To further supplement their food, you can always feed them live food. Crickets, worms, and feeder fish are all great options that this species will be happy to eat. It gives nutrition and will excite your fish because it brings their natural hunting instincts.
When using feeder fish it is important to buy them from the local stores and then quarantine them for several days. This will give you a chance to observe the fish and make sure they are healthy enough to be introduced to the main tank and eaten.
- Feeder fish
- Brine shrimp
|Best Sustenance Food Type:||Quality flakes or pellets|
|Additional Food For Optimal Health:||Live or frozen worms, brine shrimp, and bloodworms|
|Special Foods and Considerations for Best Color and Growth:||Live worms, brine shrimp, feeder fish, and bloodworms|
|When and How Often to Feed Fish Based on Life Cycle:||Two to three times a day, giving it five minutes to eat the food you feed it.|
Common Diseases and How to Avoid and Treat Them
The key to ensuring your fish are both healthy and happy, they need their water to be clean. This is complicated by Iridescent catfish being a messy fish that needs a strong filter.
One way to help your filtration system cope with the mess this fish species makes is by changing at least a quarter of your tank’s water every week. While this may be time-consuming it is an investment in both your tank and fish’s health. Conducting the water changes themselves require being slow and careful. Otherwise, you can harm your fish by causing them stress.

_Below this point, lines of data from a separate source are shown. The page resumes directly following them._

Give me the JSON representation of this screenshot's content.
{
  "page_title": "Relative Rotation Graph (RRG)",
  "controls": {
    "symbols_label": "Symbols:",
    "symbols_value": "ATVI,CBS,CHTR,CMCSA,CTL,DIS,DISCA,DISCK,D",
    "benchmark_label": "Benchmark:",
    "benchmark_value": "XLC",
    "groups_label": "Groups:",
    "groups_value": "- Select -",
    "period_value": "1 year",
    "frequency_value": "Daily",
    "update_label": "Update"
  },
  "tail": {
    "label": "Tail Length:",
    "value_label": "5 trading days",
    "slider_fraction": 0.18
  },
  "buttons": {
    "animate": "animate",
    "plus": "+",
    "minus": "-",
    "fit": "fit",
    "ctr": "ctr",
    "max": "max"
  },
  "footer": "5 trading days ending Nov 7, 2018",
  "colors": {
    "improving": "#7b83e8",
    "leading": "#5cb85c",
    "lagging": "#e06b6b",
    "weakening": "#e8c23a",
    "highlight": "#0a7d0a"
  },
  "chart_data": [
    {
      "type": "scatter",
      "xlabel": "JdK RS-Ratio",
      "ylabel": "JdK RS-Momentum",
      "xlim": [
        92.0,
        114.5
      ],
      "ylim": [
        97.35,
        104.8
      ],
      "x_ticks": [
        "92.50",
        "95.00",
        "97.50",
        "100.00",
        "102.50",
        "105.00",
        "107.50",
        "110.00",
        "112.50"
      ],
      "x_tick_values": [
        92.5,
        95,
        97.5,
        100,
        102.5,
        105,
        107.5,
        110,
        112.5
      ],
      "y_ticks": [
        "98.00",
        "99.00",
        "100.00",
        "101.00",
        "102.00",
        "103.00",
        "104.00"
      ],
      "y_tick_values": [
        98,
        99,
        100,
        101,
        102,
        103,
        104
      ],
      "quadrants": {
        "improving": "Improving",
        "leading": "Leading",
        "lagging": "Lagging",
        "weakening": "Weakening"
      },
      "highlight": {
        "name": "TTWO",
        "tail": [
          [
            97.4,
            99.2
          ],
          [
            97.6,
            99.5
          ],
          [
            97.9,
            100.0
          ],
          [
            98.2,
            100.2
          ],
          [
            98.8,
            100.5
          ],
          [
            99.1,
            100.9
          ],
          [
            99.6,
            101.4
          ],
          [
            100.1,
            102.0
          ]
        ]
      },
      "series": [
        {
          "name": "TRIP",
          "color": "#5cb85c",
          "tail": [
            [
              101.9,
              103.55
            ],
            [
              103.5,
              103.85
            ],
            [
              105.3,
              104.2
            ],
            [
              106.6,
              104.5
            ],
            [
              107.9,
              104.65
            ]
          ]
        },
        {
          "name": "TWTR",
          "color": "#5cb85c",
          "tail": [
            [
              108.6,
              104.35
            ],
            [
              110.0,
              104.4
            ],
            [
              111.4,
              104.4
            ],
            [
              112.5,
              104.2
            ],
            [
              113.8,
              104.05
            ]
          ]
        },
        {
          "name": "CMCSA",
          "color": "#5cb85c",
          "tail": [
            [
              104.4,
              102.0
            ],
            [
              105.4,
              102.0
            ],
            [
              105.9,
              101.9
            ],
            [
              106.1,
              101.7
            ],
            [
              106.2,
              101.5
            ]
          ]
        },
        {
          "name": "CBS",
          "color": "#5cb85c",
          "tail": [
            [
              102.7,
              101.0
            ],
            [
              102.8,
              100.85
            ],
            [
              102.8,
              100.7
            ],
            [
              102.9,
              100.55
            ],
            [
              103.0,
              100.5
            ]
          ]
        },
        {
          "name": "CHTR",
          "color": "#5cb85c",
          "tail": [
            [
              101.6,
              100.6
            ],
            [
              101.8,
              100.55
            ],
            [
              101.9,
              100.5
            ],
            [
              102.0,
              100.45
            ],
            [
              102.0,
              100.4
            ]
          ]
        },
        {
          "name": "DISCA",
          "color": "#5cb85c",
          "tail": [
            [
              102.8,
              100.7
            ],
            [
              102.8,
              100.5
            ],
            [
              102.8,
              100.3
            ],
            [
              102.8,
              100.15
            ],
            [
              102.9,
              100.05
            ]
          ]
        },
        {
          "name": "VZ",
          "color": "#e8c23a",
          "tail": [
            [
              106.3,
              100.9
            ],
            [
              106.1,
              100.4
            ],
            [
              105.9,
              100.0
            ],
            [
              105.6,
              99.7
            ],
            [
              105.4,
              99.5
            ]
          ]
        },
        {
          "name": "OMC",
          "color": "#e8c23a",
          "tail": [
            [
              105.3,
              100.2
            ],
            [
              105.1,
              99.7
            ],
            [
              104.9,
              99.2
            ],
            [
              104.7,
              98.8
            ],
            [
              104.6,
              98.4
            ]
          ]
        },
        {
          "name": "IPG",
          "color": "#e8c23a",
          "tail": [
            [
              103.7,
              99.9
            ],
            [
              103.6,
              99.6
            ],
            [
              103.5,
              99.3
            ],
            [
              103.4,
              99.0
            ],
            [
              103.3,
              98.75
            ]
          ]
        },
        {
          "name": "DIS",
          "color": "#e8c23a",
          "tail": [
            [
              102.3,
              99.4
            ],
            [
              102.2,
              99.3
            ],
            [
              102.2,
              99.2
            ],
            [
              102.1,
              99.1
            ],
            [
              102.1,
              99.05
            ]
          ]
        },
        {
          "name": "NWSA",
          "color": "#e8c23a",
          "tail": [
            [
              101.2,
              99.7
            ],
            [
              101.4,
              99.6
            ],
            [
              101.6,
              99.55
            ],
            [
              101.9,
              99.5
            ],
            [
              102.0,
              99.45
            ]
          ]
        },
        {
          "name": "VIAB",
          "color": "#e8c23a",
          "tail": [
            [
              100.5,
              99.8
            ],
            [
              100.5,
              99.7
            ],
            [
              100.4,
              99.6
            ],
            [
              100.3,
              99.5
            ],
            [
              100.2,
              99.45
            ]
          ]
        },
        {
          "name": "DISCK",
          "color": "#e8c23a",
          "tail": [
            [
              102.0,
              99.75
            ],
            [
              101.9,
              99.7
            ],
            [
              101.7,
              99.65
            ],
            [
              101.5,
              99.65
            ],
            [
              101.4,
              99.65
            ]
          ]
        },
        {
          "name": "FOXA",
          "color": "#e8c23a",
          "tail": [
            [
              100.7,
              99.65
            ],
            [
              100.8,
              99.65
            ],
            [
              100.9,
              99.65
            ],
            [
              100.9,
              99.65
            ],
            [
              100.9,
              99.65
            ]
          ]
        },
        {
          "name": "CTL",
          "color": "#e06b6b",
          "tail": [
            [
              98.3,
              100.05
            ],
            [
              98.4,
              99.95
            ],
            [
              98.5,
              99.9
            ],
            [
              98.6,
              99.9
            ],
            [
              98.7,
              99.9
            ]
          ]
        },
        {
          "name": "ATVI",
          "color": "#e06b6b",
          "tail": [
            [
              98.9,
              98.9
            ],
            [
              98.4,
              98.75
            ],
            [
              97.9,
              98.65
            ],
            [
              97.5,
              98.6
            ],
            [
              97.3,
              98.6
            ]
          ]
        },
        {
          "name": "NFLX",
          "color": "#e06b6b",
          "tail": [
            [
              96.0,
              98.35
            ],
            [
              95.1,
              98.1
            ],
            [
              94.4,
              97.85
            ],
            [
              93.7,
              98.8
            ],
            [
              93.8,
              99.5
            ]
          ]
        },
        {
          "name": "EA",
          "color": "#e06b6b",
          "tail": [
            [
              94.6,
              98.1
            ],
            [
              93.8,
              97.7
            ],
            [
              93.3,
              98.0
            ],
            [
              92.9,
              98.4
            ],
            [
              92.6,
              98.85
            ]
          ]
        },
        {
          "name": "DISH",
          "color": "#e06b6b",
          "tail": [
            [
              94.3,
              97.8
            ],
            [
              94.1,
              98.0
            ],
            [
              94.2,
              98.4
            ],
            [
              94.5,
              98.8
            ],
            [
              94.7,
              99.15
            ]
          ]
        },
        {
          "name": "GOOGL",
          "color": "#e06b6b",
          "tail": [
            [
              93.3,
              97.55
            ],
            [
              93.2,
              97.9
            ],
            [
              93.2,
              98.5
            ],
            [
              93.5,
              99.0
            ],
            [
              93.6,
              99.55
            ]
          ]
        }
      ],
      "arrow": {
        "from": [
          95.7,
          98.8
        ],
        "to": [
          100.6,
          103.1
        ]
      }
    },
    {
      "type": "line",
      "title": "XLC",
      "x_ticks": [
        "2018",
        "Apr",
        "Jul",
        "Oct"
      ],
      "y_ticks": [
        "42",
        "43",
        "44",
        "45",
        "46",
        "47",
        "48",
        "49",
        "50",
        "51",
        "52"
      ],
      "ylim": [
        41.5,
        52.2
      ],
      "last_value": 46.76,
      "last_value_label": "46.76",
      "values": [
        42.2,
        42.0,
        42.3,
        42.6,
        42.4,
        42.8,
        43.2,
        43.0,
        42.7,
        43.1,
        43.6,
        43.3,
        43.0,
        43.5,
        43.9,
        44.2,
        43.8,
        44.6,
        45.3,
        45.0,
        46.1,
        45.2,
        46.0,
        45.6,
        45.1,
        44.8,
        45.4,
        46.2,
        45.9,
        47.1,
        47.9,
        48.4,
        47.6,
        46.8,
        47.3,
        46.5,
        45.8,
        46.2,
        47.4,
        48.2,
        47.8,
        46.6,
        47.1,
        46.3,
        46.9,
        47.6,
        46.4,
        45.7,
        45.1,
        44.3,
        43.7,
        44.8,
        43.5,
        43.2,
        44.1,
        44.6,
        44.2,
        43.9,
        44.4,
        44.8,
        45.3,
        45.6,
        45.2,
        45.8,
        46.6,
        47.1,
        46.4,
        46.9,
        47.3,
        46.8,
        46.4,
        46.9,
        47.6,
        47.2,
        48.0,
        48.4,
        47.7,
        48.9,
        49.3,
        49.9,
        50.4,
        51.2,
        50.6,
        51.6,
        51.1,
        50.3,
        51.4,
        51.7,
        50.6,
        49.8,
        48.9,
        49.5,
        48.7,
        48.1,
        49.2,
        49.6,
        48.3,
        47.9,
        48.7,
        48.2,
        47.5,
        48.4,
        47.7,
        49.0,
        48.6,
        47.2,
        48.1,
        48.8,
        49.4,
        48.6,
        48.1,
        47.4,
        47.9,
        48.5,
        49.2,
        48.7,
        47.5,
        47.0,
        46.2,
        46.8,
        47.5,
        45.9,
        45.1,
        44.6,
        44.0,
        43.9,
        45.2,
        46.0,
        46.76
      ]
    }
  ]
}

This fish does not have scales, and this means it has a higher chance of contracting issues like Ich and skin fungus. The fish will begin to develop white dots all over its body and it will actively try to scratch the painful areas by swimming against rocks. Most of the medications available for these diseases will instruct you to use half dosage for fish that lack scales.
It is important to not only treat the symptoms your fish are experiencing but it is important to also fix the reason this fish is getting sick. Most often this fish species will get sick because of having poor water quality in its tank.
This fish does not have any species-specific diseases to watch for.
|Best Antibiotics:||Coppersafe, Quick-CureIch-Ease|
|Treatments to Avoid:||Use caution with using antibiotics because they can destroy certain filtration systems.|
|Food Recommendations When Sick:||Fresh foods with high nutritional value|
|Hospital Tank or Isolation Withing the Community Tank:||If any of these fish become ill, they should be isolated in a hospital tank|
3 Facts About Iridescent Sharks
- Iridescent sharks are not sharks at all, but part of the catfish family. They are called sharks, however, because of their similar body shape and a distinctive dorsal fin that makes them resemble the ocean-dwelling namesake.
- These catfish are commonly available in grocery stores as food, under the name Swai.
- Iridescent sharks are similar to American catfish species.